(Records excerpted from a collection)
==============================
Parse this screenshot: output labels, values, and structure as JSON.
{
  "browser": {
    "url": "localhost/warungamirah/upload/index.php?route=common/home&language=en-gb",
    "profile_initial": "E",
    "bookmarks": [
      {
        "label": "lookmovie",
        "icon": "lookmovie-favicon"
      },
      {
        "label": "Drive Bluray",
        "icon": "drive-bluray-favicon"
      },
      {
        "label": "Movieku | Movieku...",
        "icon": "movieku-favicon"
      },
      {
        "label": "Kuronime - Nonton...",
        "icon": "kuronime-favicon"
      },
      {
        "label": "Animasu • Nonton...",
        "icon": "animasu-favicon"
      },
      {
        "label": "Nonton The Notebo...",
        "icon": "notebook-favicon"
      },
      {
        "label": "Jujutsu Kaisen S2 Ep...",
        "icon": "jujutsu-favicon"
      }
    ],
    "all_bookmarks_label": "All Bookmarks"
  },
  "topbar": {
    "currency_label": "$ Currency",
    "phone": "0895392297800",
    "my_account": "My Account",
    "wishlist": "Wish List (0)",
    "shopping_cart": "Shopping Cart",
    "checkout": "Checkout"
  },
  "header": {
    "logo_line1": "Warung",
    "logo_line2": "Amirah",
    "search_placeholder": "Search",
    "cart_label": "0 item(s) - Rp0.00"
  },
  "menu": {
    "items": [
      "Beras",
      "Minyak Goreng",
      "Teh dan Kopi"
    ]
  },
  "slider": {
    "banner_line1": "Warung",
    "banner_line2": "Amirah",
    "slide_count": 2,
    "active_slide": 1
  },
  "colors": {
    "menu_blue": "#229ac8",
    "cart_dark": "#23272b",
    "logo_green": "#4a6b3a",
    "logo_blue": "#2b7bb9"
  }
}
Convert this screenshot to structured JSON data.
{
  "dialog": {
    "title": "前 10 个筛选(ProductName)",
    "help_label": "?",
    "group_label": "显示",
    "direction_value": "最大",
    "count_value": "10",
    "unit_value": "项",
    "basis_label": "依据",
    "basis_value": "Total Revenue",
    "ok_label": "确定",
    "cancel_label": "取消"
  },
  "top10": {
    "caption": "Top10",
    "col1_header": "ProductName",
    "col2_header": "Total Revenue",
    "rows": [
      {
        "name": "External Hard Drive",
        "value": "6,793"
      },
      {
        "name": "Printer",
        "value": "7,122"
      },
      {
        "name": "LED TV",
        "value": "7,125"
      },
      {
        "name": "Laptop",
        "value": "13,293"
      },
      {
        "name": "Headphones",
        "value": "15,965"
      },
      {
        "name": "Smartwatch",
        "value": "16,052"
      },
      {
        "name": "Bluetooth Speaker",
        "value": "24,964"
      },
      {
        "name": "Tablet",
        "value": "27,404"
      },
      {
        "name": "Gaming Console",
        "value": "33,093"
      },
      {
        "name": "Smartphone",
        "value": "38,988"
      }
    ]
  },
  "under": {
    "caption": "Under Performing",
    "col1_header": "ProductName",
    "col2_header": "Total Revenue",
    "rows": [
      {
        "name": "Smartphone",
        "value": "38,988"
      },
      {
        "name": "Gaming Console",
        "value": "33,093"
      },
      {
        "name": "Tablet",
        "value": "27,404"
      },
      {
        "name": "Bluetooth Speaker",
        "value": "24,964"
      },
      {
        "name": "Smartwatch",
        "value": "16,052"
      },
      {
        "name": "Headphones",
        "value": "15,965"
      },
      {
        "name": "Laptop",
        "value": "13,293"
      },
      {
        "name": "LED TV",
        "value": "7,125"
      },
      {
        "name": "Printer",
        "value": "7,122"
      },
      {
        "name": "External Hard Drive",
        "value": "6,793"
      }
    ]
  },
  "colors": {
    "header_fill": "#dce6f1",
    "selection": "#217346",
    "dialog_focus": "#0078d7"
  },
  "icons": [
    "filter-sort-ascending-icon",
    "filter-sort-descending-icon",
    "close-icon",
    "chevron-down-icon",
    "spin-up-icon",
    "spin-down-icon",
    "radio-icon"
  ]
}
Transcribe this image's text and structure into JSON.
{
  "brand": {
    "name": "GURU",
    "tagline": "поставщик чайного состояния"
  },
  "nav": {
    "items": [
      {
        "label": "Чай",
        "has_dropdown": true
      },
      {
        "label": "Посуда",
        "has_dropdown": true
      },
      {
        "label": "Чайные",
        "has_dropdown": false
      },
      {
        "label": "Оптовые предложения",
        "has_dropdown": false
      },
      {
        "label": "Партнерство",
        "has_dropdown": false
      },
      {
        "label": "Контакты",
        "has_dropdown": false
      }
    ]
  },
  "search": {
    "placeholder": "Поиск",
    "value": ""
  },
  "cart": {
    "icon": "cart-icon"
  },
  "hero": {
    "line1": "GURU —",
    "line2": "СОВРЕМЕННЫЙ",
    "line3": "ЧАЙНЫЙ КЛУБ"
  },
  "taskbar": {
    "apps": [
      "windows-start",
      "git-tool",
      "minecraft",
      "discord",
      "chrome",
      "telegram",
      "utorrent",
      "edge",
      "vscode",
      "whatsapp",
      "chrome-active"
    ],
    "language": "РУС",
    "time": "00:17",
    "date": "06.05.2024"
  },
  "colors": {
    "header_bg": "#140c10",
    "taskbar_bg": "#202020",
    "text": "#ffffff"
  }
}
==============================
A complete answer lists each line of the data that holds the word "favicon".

**PROBLEM SOLUTION**
        "icon": "lookmovie-favicon"
        "icon": "drive-bluray-favicon"
        "icon": "movieku-favicon"
        "icon": "kuronime-favicon"
        "icon": "animasu-favicon"
        "icon": "notebook-favicon"
        "icon": "jujutsu-favicon"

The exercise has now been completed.